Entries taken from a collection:
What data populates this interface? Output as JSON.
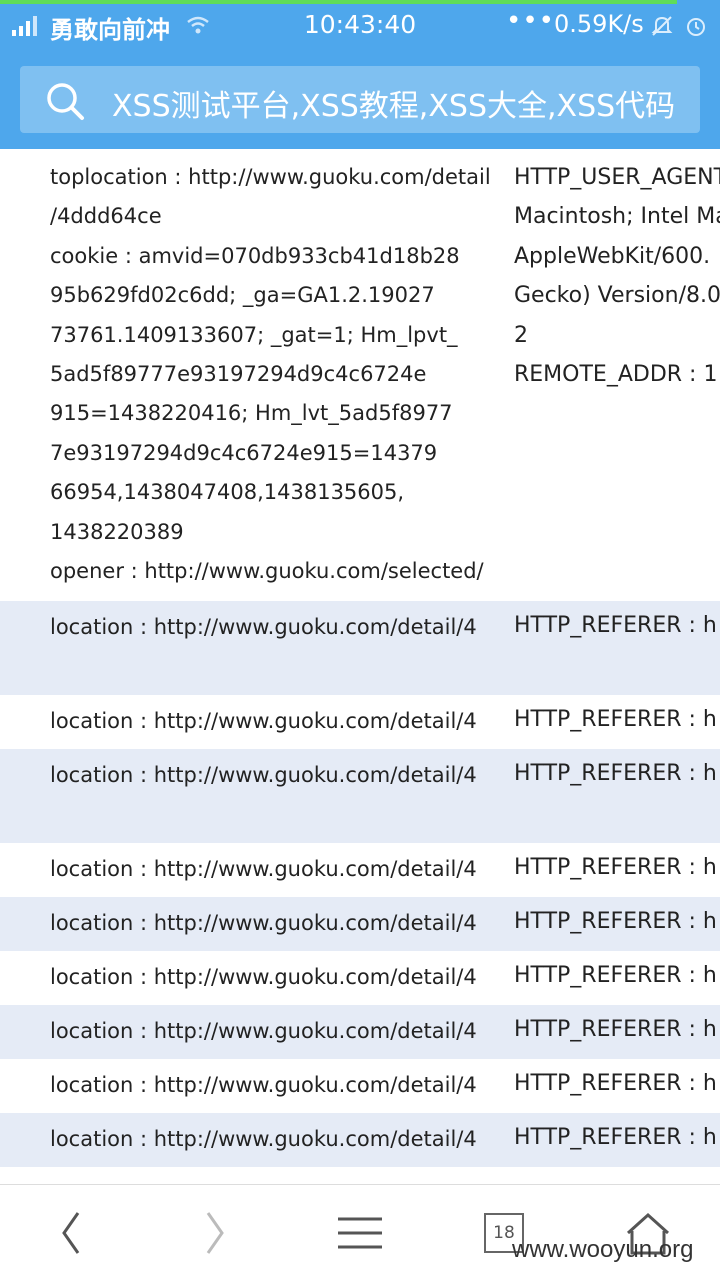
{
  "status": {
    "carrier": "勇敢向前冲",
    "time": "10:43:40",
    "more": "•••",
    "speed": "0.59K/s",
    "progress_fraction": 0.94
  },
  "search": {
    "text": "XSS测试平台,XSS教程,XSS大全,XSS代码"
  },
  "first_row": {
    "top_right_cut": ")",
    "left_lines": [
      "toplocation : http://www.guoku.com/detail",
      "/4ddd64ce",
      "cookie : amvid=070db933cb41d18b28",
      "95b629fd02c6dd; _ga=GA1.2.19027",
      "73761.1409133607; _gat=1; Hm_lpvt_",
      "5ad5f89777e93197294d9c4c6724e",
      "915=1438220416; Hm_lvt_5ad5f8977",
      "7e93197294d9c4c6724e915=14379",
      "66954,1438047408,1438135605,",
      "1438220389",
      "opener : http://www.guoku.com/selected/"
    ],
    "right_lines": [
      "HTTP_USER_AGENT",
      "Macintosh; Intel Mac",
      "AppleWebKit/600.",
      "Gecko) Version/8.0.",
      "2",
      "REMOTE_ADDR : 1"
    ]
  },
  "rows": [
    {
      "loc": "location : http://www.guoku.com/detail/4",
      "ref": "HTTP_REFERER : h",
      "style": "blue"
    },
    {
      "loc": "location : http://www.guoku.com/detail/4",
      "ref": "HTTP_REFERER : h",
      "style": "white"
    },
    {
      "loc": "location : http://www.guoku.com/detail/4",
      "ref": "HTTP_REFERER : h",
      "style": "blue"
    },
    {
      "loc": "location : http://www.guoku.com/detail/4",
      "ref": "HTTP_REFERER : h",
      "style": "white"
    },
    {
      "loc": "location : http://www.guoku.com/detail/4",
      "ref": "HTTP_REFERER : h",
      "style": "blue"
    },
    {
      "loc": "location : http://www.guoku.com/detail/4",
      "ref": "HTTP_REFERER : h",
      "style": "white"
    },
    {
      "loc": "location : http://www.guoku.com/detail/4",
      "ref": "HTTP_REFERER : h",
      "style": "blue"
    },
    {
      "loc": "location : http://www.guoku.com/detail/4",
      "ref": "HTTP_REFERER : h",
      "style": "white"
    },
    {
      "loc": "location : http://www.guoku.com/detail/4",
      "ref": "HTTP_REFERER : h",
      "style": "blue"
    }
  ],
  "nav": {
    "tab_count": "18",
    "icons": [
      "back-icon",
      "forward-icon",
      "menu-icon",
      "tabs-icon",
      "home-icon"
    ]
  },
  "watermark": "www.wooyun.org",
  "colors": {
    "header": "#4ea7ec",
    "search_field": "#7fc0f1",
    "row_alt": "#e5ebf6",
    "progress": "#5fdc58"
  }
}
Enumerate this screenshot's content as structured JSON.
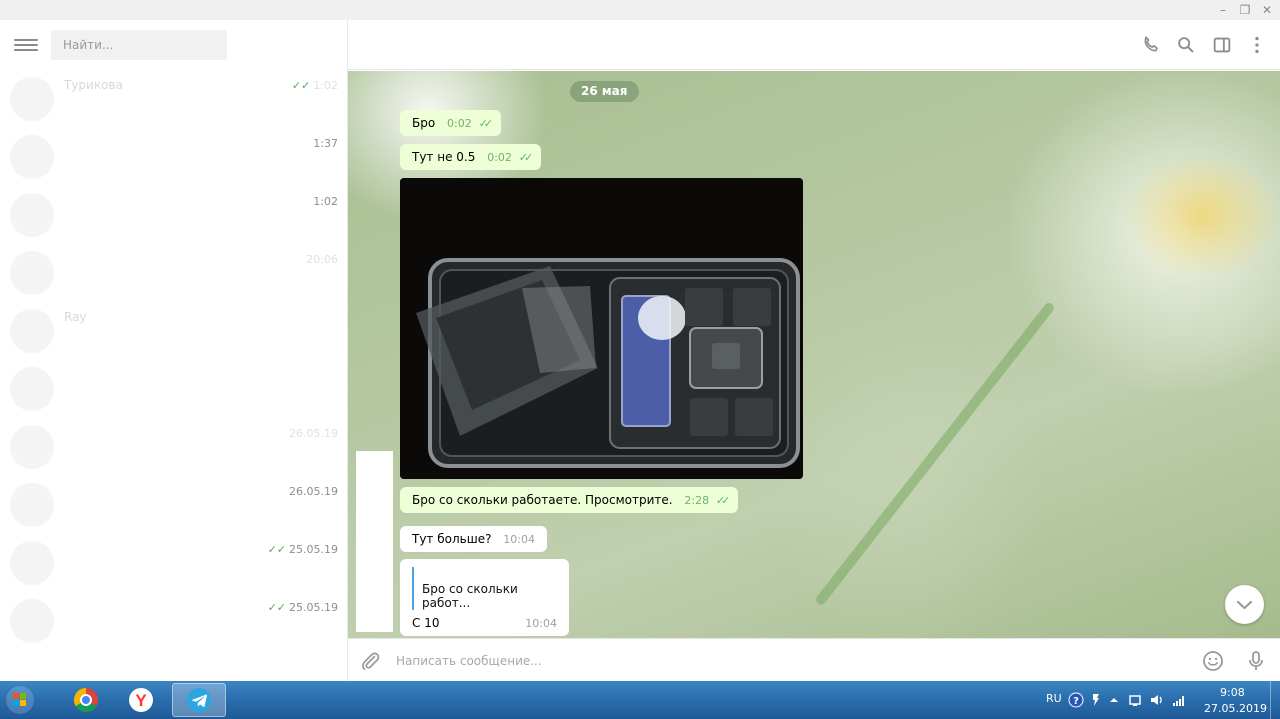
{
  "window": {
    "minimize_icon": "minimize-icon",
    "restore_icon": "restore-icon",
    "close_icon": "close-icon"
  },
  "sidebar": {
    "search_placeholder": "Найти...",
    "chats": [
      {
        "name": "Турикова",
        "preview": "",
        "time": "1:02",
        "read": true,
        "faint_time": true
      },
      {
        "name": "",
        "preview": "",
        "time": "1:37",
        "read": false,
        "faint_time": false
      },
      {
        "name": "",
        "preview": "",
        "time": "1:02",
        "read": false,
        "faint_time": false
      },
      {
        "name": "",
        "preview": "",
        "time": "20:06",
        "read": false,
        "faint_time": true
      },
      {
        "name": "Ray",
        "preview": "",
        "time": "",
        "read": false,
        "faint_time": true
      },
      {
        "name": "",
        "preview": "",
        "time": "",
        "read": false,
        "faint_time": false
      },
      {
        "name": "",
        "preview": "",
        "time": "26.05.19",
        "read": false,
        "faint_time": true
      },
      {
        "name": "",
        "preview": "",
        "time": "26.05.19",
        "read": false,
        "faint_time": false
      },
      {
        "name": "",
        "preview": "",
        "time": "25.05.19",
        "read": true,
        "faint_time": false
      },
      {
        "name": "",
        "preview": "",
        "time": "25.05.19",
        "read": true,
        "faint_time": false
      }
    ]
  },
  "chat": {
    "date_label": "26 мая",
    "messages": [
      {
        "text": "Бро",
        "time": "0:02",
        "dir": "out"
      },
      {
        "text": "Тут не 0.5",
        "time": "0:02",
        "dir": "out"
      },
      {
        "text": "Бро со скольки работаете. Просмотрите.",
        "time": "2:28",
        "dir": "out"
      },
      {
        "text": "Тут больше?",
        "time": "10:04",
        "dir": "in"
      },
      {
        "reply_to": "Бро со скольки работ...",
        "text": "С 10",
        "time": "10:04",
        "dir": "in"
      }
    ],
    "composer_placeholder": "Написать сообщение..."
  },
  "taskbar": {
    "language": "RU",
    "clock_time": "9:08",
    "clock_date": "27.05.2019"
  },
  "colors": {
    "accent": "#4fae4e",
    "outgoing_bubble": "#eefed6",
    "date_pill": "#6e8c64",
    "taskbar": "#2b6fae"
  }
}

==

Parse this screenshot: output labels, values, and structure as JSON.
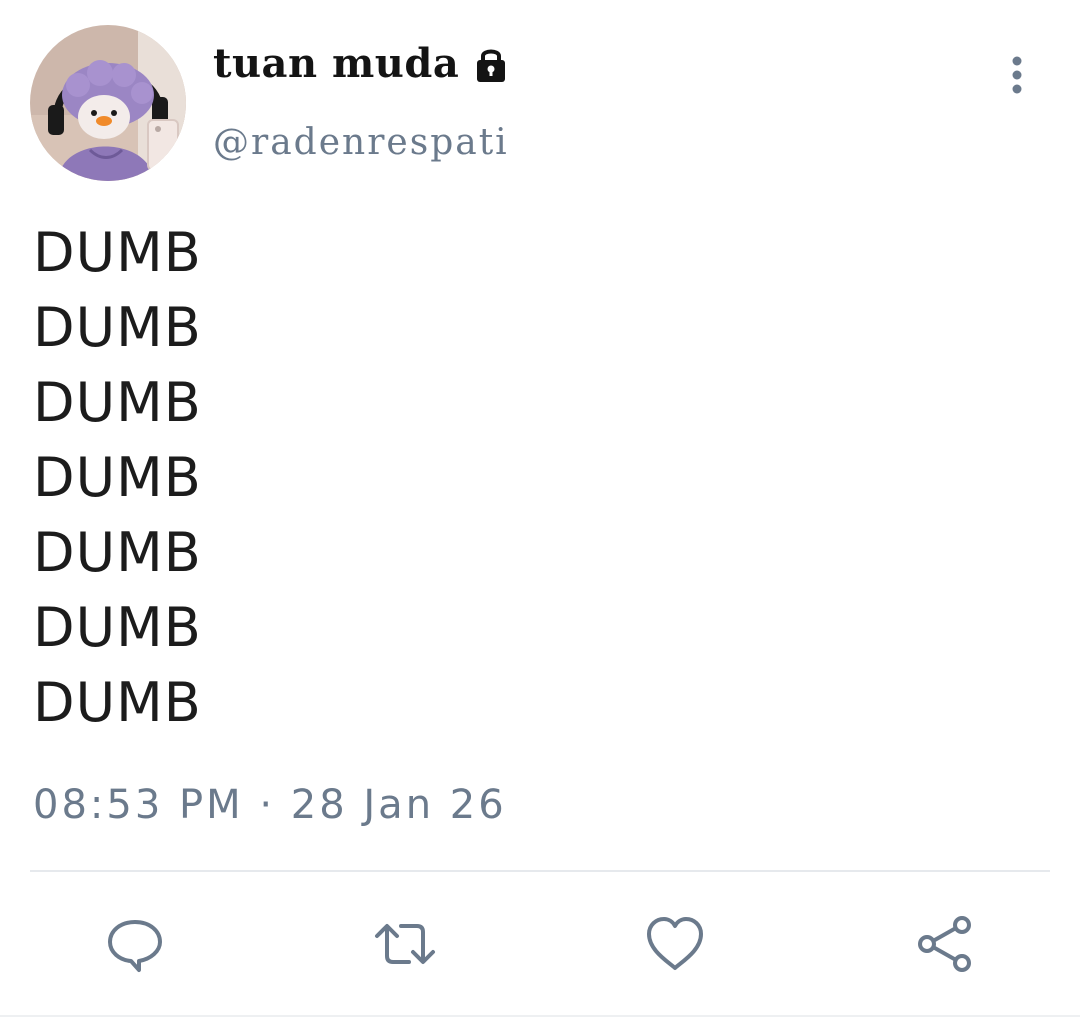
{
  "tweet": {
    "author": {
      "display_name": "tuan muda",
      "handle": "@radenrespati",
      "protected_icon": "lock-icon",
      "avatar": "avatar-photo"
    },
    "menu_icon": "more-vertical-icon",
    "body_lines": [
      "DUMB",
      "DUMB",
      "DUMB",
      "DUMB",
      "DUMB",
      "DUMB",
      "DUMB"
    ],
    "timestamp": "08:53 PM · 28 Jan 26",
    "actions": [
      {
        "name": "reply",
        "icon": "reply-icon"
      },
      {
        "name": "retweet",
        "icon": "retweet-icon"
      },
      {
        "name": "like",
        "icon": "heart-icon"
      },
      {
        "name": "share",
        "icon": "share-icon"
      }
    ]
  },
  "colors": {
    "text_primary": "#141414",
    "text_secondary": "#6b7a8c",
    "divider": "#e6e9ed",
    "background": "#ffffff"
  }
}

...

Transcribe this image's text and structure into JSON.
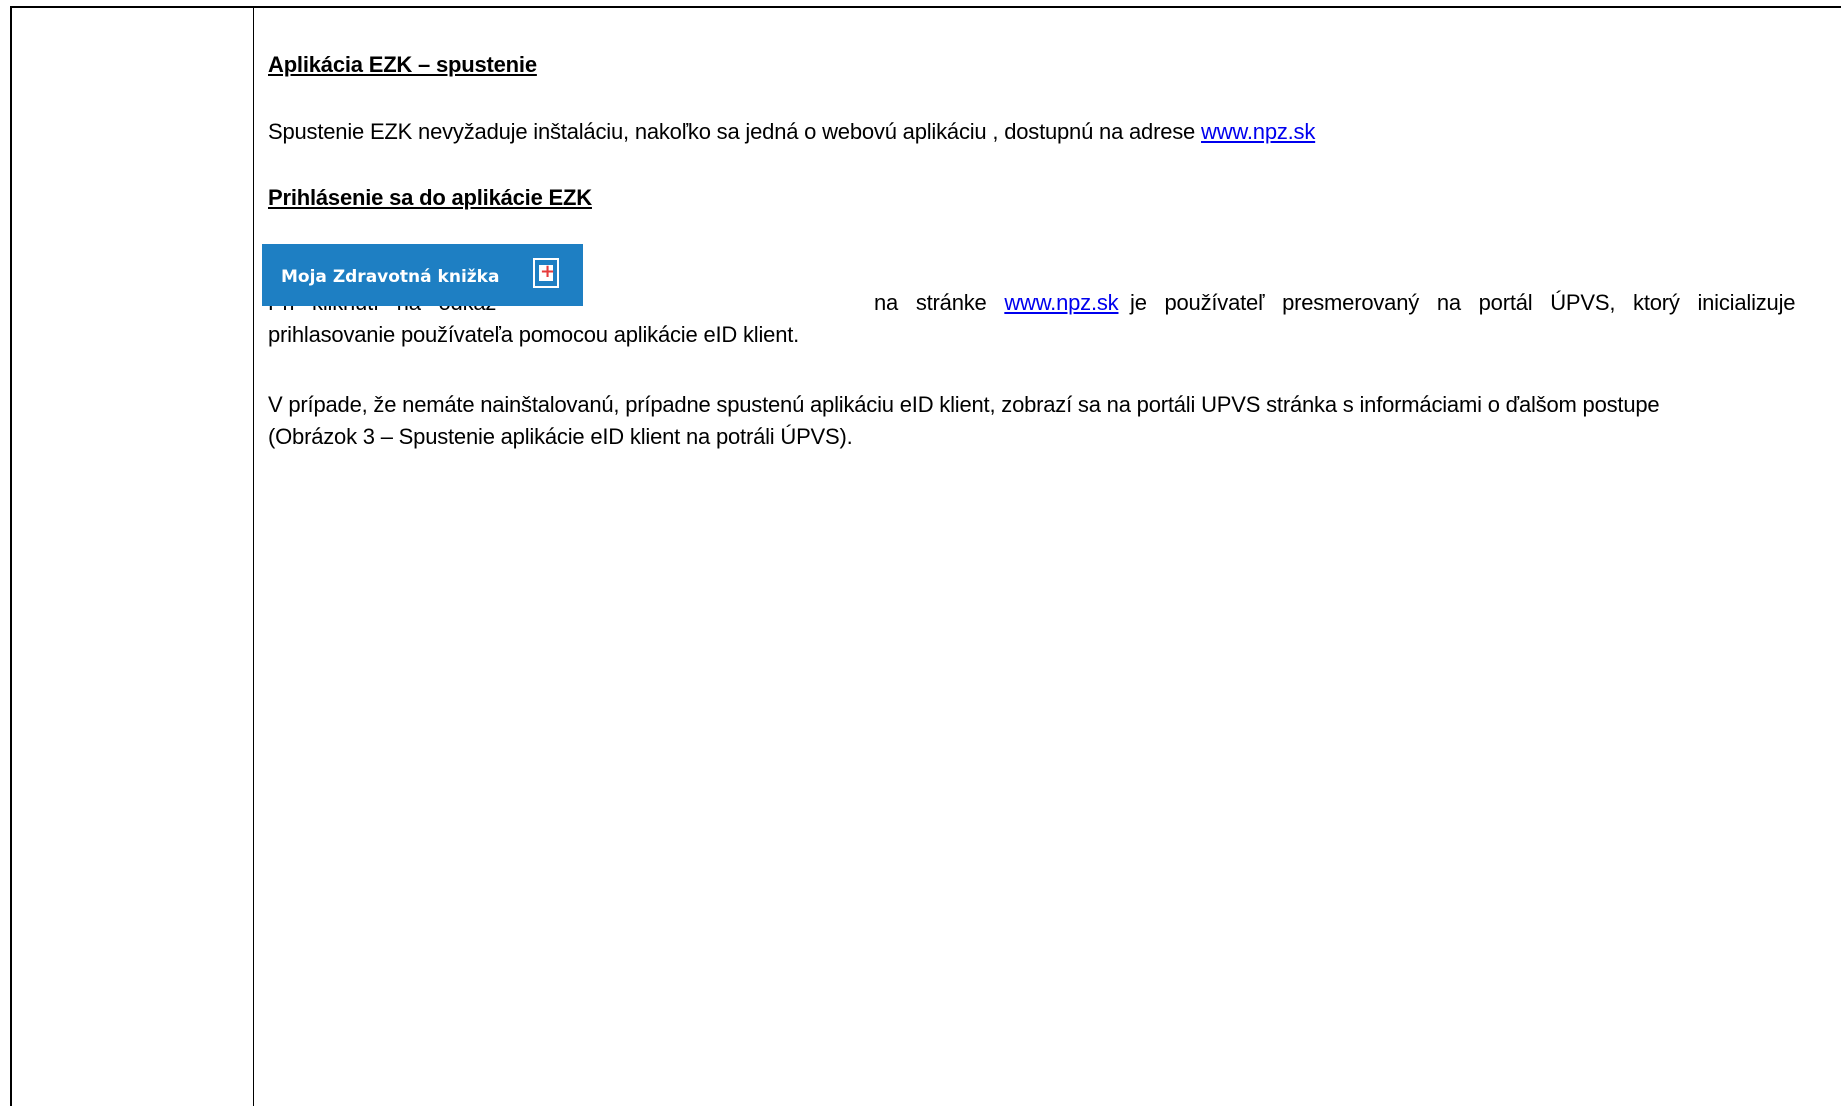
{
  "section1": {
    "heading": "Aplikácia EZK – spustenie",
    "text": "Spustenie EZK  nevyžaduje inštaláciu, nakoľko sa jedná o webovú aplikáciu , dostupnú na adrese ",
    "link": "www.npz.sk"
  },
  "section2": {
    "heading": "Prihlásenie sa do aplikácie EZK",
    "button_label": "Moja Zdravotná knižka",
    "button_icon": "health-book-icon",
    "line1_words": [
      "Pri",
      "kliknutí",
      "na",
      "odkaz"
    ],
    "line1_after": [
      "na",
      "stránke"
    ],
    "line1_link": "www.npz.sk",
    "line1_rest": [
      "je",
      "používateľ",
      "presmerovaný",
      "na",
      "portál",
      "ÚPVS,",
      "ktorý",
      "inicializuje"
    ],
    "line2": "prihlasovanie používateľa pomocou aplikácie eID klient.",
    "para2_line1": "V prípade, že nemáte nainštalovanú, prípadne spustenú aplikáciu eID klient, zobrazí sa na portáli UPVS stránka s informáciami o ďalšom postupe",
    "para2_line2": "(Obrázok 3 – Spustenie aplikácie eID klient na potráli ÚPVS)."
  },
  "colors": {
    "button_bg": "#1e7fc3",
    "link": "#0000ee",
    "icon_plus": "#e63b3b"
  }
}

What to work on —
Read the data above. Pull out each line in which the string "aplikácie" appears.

Solution below —
    "heading": "Prihlásenie sa do aplikácie EZK",
    "line2": "prihlasovanie používateľa pomocou aplikácie eID klient.",
    "para2_line2": "(Obrázok 3 – Spustenie aplikácie eID klient na potráli ÚPVS)."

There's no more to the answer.